What is needed:
Return, from the lines below, each one that includes the word "down".
*** Opening Source material ***
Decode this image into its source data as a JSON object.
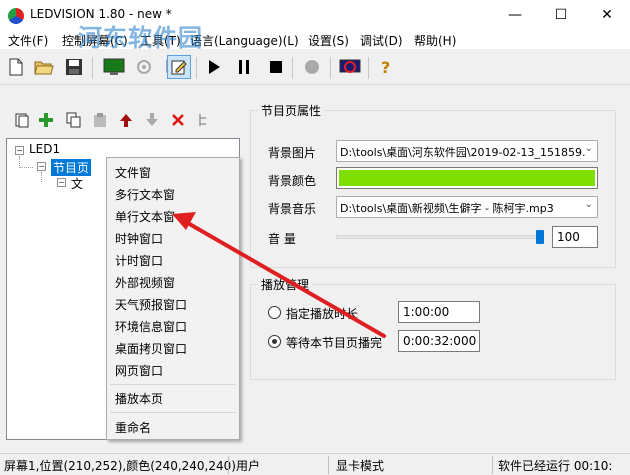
{
  "window": {
    "title": "LEDVISION 1.80 - new *",
    "minimize": "—",
    "maximize": "☐",
    "close": "✕"
  },
  "watermark": {
    "text": "河东软件园",
    "url": "www.pc0359.cn"
  },
  "menu": {
    "file": "文件(F)",
    "control": "控制屏幕(C)",
    "tools": "工具(T)",
    "language": "语言(Language)(L)",
    "settings": "设置(S)",
    "debug": "调试(D)",
    "help": "帮助(H)"
  },
  "tree": {
    "root": "LED1",
    "program": "节目页",
    "child": "文"
  },
  "context_menu": {
    "items": [
      "文件窗",
      "多行文本窗",
      "单行文本窗",
      "时钟窗口",
      "计时窗口",
      "外部视频窗",
      "天气预报窗口",
      "环境信息窗口",
      "桌面拷贝窗口",
      "网页窗口"
    ],
    "play": "播放本页",
    "rename": "重命名"
  },
  "page_props": {
    "group_title": "节目页属性",
    "bg_image_label": "背景图片",
    "bg_image_value": "D:\\tools\\桌面\\河东软件园\\2019-02-13_151859.",
    "bg_color_label": "背景颜色",
    "bg_color": "#7fe000",
    "bg_music_label": "背景音乐",
    "bg_music_value": "D:\\tools\\桌面\\新视频\\生僻字 - 陈柯宇.mp3",
    "volume_label": "音  量",
    "volume_value": "100",
    "volume_level": 1.0
  },
  "playback": {
    "group_title": "播放管理",
    "fixed_duration_label": "指定播放时长",
    "fixed_duration_value": "1:00:00",
    "wait_label": "等待本节目页播完",
    "wait_value": "0:00:32:000",
    "selected": "wait"
  },
  "status": {
    "screen": "屏幕1,位置(210,252),颜色(240,240,240)",
    "user": "用户",
    "mode": "显卡模式",
    "runtime": "软件已经运行 00:10:"
  },
  "colors": {
    "accent": "#0078d7",
    "arrow": "#e02020"
  }
}
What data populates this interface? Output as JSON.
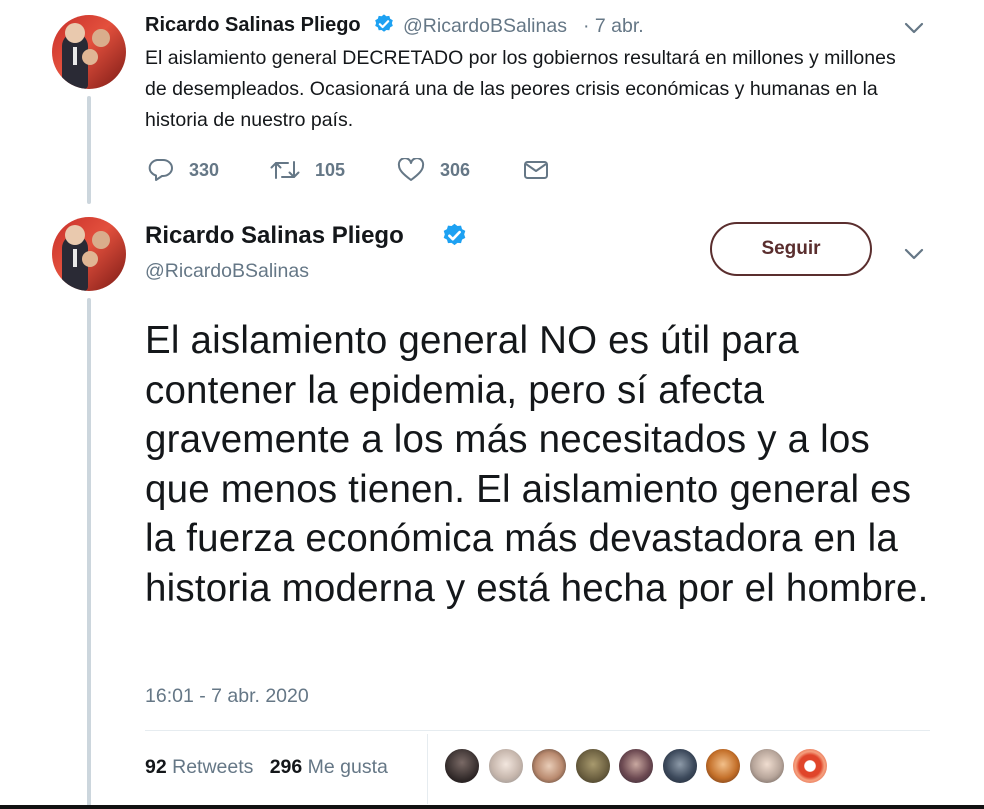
{
  "tweet1": {
    "name": "Ricardo Salinas Pliego",
    "handle": "@RicardoBSalinas",
    "date": "· 7 abr.",
    "text": "El aislamiento general DECRETADO por los gobiernos resultará en millones y millones de desempleados. Ocasionará una de las peores crisis económicas y humanas en la historia de nuestro país.",
    "replies": "330",
    "retweets": "105",
    "likes": "306"
  },
  "tweet2": {
    "name": "Ricardo Salinas Pliego",
    "handle": "@RicardoBSalinas",
    "follow_label": "Seguir",
    "text": "El aislamiento general NO es útil para contener la epidemia, pero sí afecta gravemente a los más necesitados y a los que menos tienen. El aislamiento general es la fuerza económica más devastadora en la historia moderna y está hecha por el hombre.",
    "timestamp": "16:01 - 7 abr. 2020",
    "retweet_count": "92",
    "retweet_label": "Retweets",
    "like_count": "296",
    "like_label": "Me gusta"
  },
  "icons": {
    "verified": "verified-badge-icon",
    "caret": "chevron-down-icon",
    "reply": "reply-icon",
    "retweet": "retweet-icon",
    "like": "heart-icon",
    "dm": "envelope-icon"
  },
  "colors": {
    "accent": "#1da1f2",
    "secondary_text": "#657786",
    "follow_border": "#5a2e2e",
    "thread_line": "#ccd6dd"
  }
}
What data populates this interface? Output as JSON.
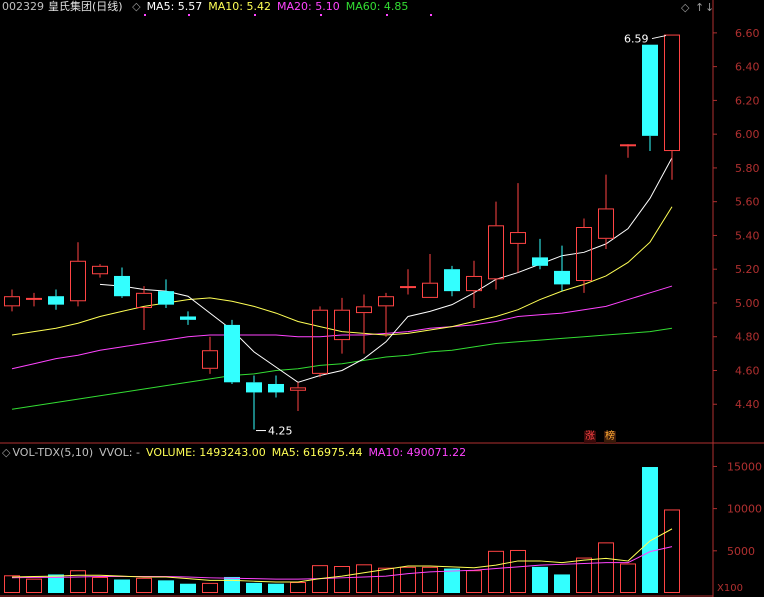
{
  "header": {
    "stock_code": "002329",
    "stock_name": "皇氏集团(日线)",
    "ma_labels": [
      {
        "label": "MA5: 5.57",
        "color": "#ffffff"
      },
      {
        "label": "MA10: 5.42",
        "color": "#ffff55"
      },
      {
        "label": "MA20: 5.10",
        "color": "#ff44ff"
      },
      {
        "label": "MA60: 4.85",
        "color": "#33dd33"
      }
    ],
    "controls": {
      "diamond": "◇",
      "up": "↑",
      "down": "↓"
    }
  },
  "volume_header": {
    "indicator": "VOL-TDX(5,10)",
    "vvol": "VVOL: -",
    "volume": "VOLUME: 1493243.00",
    "ma5": "MA5: 616975.44",
    "ma10": "MA10: 490071.22",
    "multiplier": "X100"
  },
  "annotations": {
    "high_label": "6.59",
    "low_label": "4.25",
    "badge_zhang": "涨",
    "badge_bang": "榜"
  },
  "colors": {
    "up": "#ff4444",
    "down": "#33ffff",
    "ma5": "#ffffff",
    "ma10": "#ffff55",
    "ma20": "#ff44ff",
    "ma60": "#33dd33",
    "axis": "#b03030",
    "grid": "#7a1a1a"
  },
  "chart_data": [
    {
      "type": "candlestick",
      "title": "002329 皇氏集团(日线)",
      "ylim": [
        4.2,
        6.7
      ],
      "y_ticks": [
        "6.60",
        "6.40",
        "6.20",
        "6.00",
        "5.80",
        "5.60",
        "5.40",
        "5.20",
        "5.00",
        "4.80",
        "4.60",
        "4.40"
      ],
      "candles": [
        {
          "o": 4.98,
          "h": 5.08,
          "l": 4.95,
          "c": 5.04
        },
        {
          "o": 5.02,
          "h": 5.06,
          "l": 4.98,
          "c": 5.03
        },
        {
          "o": 5.04,
          "h": 5.08,
          "l": 4.96,
          "c": 4.99
        },
        {
          "o": 5.01,
          "h": 5.36,
          "l": 4.98,
          "c": 5.25
        },
        {
          "o": 5.17,
          "h": 5.23,
          "l": 5.15,
          "c": 5.22
        },
        {
          "o": 5.16,
          "h": 5.21,
          "l": 5.03,
          "c": 5.04
        },
        {
          "o": 4.97,
          "h": 5.1,
          "l": 4.84,
          "c": 5.06
        },
        {
          "o": 5.07,
          "h": 5.14,
          "l": 4.97,
          "c": 4.99
        },
        {
          "o": 4.92,
          "h": 4.95,
          "l": 4.87,
          "c": 4.9
        },
        {
          "o": 4.61,
          "h": 4.8,
          "l": 4.58,
          "c": 4.72
        },
        {
          "o": 4.87,
          "h": 4.9,
          "l": 4.52,
          "c": 4.53
        },
        {
          "o": 4.53,
          "h": 4.57,
          "l": 4.25,
          "c": 4.47
        },
        {
          "o": 4.52,
          "h": 4.57,
          "l": 4.44,
          "c": 4.47
        },
        {
          "o": 4.48,
          "h": 4.53,
          "l": 4.36,
          "c": 4.5
        },
        {
          "o": 4.58,
          "h": 4.98,
          "l": 4.56,
          "c": 4.96
        },
        {
          "o": 4.78,
          "h": 5.03,
          "l": 4.7,
          "c": 4.96
        },
        {
          "o": 4.94,
          "h": 5.05,
          "l": 4.7,
          "c": 4.98
        },
        {
          "o": 4.98,
          "h": 5.06,
          "l": 4.8,
          "c": 5.04
        },
        {
          "o": 5.1,
          "h": 5.2,
          "l": 5.05,
          "c": 5.1
        },
        {
          "o": 5.03,
          "h": 5.29,
          "l": 5.03,
          "c": 5.12
        },
        {
          "o": 5.2,
          "h": 5.22,
          "l": 5.04,
          "c": 5.07
        },
        {
          "o": 5.07,
          "h": 5.25,
          "l": 4.97,
          "c": 5.16
        },
        {
          "o": 5.14,
          "h": 5.6,
          "l": 5.08,
          "c": 5.46
        },
        {
          "o": 5.35,
          "h": 5.71,
          "l": 5.18,
          "c": 5.42
        },
        {
          "o": 5.27,
          "h": 5.38,
          "l": 5.2,
          "c": 5.22
        },
        {
          "o": 5.19,
          "h": 5.34,
          "l": 5.07,
          "c": 5.11
        },
        {
          "o": 5.13,
          "h": 5.5,
          "l": 5.06,
          "c": 5.45
        },
        {
          "o": 5.38,
          "h": 5.76,
          "l": 5.32,
          "c": 5.56
        },
        {
          "o": 5.94,
          "h": 5.94,
          "l": 5.86,
          "c": 5.94
        },
        {
          "o": 6.53,
          "h": 6.53,
          "l": 5.9,
          "c": 5.99
        },
        {
          "o": 5.9,
          "h": 6.59,
          "l": 5.73,
          "c": 6.59
        }
      ],
      "ma5": [
        null,
        null,
        null,
        null,
        5.11,
        5.1,
        5.08,
        5.07,
        5.04,
        4.94,
        4.84,
        4.71,
        4.62,
        4.53,
        4.57,
        4.6,
        4.67,
        4.77,
        4.92,
        4.95,
        4.99,
        5.06,
        5.14,
        5.18,
        5.23,
        5.28,
        5.3,
        5.35,
        5.44,
        5.62,
        5.86
      ],
      "ma10": [
        4.81,
        4.83,
        4.85,
        4.88,
        4.92,
        4.95,
        4.98,
        5.0,
        5.02,
        5.03,
        5.01,
        4.98,
        4.94,
        4.89,
        4.86,
        4.83,
        4.82,
        4.81,
        4.82,
        4.84,
        4.86,
        4.89,
        4.92,
        4.96,
        5.02,
        5.07,
        5.11,
        5.16,
        5.24,
        5.36,
        5.57
      ],
      "ma20": [
        4.61,
        4.64,
        4.67,
        4.69,
        4.72,
        4.74,
        4.76,
        4.78,
        4.8,
        4.81,
        4.81,
        4.81,
        4.81,
        4.8,
        4.8,
        4.81,
        4.81,
        4.82,
        4.83,
        4.85,
        4.86,
        4.87,
        4.89,
        4.92,
        4.93,
        4.94,
        4.96,
        4.98,
        5.02,
        5.06,
        5.1
      ],
      "ma60": [
        4.37,
        4.39,
        4.41,
        4.43,
        4.45,
        4.47,
        4.49,
        4.51,
        4.53,
        4.55,
        4.57,
        4.58,
        4.6,
        4.61,
        4.63,
        4.64,
        4.66,
        4.68,
        4.69,
        4.71,
        4.72,
        4.74,
        4.76,
        4.77,
        4.78,
        4.79,
        4.8,
        4.81,
        4.82,
        4.83,
        4.85
      ]
    },
    {
      "type": "bar",
      "title": "VOL-TDX(5,10)",
      "ylim": [
        0,
        16000
      ],
      "y_ticks": [
        "15000",
        "10000",
        "5000"
      ],
      "unit": "X100",
      "values": [
        2100,
        1700,
        2200,
        2700,
        1900,
        1600,
        1800,
        1500,
        1100,
        1200,
        1900,
        1200,
        1100,
        1300,
        3300,
        3200,
        3400,
        3000,
        3100,
        3100,
        2900,
        2700,
        5000,
        5100,
        3100,
        2200,
        4200,
        6000,
        3500,
        14932,
        9900
      ],
      "ma5": [
        1900,
        1950,
        2000,
        2100,
        2100,
        2000,
        1900,
        1900,
        1700,
        1500,
        1500,
        1400,
        1300,
        1300,
        1700,
        2000,
        2400,
        2800,
        3200,
        3200,
        3100,
        3000,
        3300,
        3800,
        3800,
        3600,
        3900,
        4100,
        3800,
        6170,
        7600
      ],
      "ma10": [
        1800,
        1850,
        1850,
        1900,
        1950,
        1950,
        1950,
        1950,
        1900,
        1800,
        1750,
        1700,
        1650,
        1650,
        1700,
        1800,
        1900,
        2000,
        2300,
        2500,
        2600,
        2700,
        2900,
        3100,
        3300,
        3400,
        3500,
        3600,
        3600,
        4900,
        5500
      ]
    }
  ]
}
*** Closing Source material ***
Output for this exercise:
    "caret": "chevron-down-icon",
      "down": "↓"
    "down": "#33ffff",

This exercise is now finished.